Homesick Blues: A real look at those first months as a new college student


Gabby Dionisio, Staff Writer

For college students, the month of August brings both the end of summer and the beginning of the fall semester. For many, this new season is well anticipated. It’s a chance to reconnect with friends after a three-month hiatus and serves as a clean slate for academics, among other things. And as I enter my last year of college, I’m looking forward to seeing familiar faces and eating breakfast at my favorite spots. As I type this sentence, I need to pause.

Once upon a time, three years ago, there stood a college freshman terrified of leaving home. I didn’t have any familiar faces to go back to or any delicious food spots that I visited each week. I had fear, and tons of it. And if you’re a first-year student, I imagine you’re currently walking in those footprints that I, and many who came before me, have previously walked.

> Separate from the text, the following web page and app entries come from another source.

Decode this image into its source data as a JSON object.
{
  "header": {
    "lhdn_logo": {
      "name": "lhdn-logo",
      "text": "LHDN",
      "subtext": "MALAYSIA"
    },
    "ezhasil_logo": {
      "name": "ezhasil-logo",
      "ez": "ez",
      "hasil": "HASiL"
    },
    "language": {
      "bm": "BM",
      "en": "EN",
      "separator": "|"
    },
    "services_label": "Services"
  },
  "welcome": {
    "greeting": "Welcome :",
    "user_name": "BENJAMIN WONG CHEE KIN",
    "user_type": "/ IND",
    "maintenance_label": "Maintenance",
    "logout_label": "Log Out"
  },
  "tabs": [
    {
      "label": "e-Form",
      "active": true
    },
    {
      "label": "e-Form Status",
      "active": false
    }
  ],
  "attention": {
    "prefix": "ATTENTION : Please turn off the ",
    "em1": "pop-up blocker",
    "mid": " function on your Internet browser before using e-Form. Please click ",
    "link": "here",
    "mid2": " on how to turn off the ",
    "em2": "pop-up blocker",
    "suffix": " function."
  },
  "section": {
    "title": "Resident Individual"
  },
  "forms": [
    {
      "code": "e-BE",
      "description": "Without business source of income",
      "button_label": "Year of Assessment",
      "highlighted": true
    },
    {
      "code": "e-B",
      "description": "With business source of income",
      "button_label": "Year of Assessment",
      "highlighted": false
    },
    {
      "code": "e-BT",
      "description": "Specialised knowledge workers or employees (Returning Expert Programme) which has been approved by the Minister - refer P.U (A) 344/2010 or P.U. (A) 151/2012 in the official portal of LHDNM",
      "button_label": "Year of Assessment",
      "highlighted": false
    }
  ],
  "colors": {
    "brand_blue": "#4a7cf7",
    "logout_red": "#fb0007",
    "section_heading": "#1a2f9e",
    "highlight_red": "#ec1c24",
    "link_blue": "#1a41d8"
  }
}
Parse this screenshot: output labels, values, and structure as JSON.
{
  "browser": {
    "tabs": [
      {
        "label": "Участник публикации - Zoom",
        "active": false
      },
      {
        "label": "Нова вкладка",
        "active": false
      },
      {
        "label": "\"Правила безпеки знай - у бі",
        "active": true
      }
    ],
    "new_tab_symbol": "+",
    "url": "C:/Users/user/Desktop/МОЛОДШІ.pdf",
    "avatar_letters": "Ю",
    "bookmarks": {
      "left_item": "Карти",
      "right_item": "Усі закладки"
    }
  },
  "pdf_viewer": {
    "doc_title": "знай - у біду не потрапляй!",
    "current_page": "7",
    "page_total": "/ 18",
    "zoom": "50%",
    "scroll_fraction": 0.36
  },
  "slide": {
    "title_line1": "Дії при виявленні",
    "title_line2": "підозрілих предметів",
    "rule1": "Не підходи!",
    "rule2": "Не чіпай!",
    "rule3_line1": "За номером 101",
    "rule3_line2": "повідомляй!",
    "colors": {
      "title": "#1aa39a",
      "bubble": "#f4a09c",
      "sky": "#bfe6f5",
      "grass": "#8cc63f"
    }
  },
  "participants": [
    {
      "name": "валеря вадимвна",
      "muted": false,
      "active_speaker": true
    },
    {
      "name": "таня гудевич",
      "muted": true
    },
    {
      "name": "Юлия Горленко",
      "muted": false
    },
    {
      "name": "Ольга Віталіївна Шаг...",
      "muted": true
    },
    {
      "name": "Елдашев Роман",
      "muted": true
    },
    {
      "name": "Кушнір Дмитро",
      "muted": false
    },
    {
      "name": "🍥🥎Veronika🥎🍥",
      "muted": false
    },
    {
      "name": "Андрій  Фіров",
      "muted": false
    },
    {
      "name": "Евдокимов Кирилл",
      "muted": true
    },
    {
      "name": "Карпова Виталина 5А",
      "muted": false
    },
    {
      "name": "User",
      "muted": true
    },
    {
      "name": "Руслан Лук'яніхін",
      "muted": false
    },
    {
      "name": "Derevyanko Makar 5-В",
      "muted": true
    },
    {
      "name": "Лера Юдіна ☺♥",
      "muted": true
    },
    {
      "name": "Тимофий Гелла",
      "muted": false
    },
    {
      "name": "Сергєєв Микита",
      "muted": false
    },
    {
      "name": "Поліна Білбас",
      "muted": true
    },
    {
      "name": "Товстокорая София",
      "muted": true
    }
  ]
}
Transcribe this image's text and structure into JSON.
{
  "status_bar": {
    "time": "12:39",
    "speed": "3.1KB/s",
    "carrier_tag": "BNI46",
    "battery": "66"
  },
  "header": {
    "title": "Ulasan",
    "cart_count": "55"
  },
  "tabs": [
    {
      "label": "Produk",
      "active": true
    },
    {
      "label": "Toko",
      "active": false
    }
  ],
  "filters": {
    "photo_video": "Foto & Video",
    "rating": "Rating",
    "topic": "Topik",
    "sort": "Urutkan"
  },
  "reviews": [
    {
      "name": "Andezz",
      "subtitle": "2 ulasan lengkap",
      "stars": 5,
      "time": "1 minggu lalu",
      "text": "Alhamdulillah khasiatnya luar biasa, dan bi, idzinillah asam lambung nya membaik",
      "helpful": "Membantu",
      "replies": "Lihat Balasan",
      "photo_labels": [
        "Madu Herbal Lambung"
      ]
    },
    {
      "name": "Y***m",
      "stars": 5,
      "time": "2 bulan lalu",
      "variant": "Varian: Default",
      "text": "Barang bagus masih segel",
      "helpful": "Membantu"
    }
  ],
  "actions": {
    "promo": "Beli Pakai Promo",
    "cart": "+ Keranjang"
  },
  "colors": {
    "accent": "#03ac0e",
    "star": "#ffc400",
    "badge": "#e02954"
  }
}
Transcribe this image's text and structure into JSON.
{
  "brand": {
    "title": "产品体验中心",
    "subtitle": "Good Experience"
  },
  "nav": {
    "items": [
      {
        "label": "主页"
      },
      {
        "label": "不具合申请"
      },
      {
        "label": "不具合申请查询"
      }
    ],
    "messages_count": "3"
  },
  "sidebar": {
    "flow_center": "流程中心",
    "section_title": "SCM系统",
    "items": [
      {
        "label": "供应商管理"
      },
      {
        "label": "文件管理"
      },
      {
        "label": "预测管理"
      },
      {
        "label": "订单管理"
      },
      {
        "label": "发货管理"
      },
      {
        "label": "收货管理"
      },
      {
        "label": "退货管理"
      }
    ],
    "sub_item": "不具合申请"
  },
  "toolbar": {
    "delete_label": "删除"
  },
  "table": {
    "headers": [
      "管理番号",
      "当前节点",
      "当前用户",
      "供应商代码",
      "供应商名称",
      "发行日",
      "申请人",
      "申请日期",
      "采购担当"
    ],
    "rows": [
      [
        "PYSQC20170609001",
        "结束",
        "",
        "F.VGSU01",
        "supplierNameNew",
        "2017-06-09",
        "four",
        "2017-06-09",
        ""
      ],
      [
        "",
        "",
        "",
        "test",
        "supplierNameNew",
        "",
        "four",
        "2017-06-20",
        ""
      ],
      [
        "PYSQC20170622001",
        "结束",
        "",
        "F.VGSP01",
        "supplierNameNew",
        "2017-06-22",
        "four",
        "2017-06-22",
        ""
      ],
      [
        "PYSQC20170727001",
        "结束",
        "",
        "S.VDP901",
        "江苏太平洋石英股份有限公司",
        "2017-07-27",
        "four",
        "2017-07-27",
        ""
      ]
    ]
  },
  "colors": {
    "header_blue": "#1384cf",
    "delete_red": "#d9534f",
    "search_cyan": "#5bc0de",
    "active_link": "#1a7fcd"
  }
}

Freshman year is advertised as an unforgettable experience. A year of growth! No parental supervision! A chance to forget everyone you went to high school with! Heck, Target and Bed Bath & Beyond make it seem like the only thing that matters is having Insta-worthy dorm décor. But what’s not advertised is how hard that first year is going to be. The Common App (yikes, seniors, remember that guy?) may have asked you why you wanted to attend UNCW or what value you brought to the campus, but in no way does it prepare you for what happens once you step foot on campus.

Now, I can’t speak for everyone. My boyfriend adjusted to campus in, like, five seconds and my freshman roommate couldn’t wait to be on her own. I on the other hand, cried from the moment my parents left me in Belk until Christmas break.

Okay, I’m joking. But I did cry. A lot.


Look at that face! My eyes are bright red and my cheeks are puffy from the amount of crying I’ve already done.

And guess what? That’s okay! I’m okay! Everyone’s experience is going to be different. Some of you reading this may think I’m a crazy person and others may be crying because they miss their mom so much it hurts. Neither way is right, but if I had to guess, I would say that you’re closer to reaching for the tissue box than you are from rolling your eyes.

In one study conducted by UCLA, 66 percent of first-year students reported that they felt lonely or homesick. Let that number sink in. More than half expressed these feelings.

Think about it: after 18-plus years, the comfort of home is taken away. Literally, in one day, one drive, one flight, it all changes. Your bedroom is replaced with a shoebox. Mom’s delicious homecooked meals are substituted with some concoction at Wag. And all of those familiar faces that your high school afforded you are now filled with profiles of strangers.

In the beginning, no one is there to guide you or hold your hand through this incredibly transformative process you’re undergoing. And as someone who survived homesickness and lived to tell about it, I promise you’ll be thankful that you put yourself in a situation to be uncomfortable. Though the saying is old and cliché, change doesn’t happen when you’re comfortable.

One of the first things I did freshman year was sign up for recruitment. Yes, I chose to stay on campus during Labor Day weekend rather than hiding away at home for three days. And when I say I chose to stay, I mean my mom told me I wasn’t allowed to come home (even though I begged) because she knew this would be the turning point in the tear-filled saga that had become my life. So, I listened. Partially because I had no car, and no one would take me home, but mainly because I knew my mom was right.

And for all of you ladies afraid to go through recruitment because you’re intimidated, here’s a story for you. I was in line with my Gamma Chi group getting ready to go into a sorority’s room when an image of my parents from my high school graduation popped into my head. They were standing together smiling at me on stage. I can still see this picture, and I can tell you that it’s very simple. Nothing crazy or tear-inducing, but alas, here we are.

Within seconds, I’m bawling my eyes out, unable to get it together. Before I know it, the doors are opening, and the chanting gets louder, and a girl with beautiful teeth is looping her arm through mine. And yes, I’m still crying.

I am forever grateful (and pridefully indebted) to that poor recruiter from Alpha Gamma Delta who got stuck with me as her Potential New Member. But here’s the other crazy thing: I sucked up my pride and stuck through the rest of recruitment. A few days later, I became a new member of Chi Omega. Three months later, I became the Model Initiate. Two years later, I was slated as president. This month, I’ll apply to become a National Consultant after graduation.

I found my place in an organization that made me feel bigger and the campus smaller. In a season of discomfort and self-doubt, I chose to power through because I knew a different, stronger person existed on the other side. Right this moment, you feel misplaced. You’re struggling to wrap your mind around the fact that everyone has it all together except for you. But guess what? None of us know what we’re doing, but over time we begin to make strides towards figuring it out.

So, sit in your discomfort and remember that it’s temporary. Before you know it, you’ll be the senior talking to a freshman and telling him or her all about the incredible friends you’ve made and the things you’ve accomplished. But in order to get there, you need to be strong, power through and find peace in the journey that lies ahead.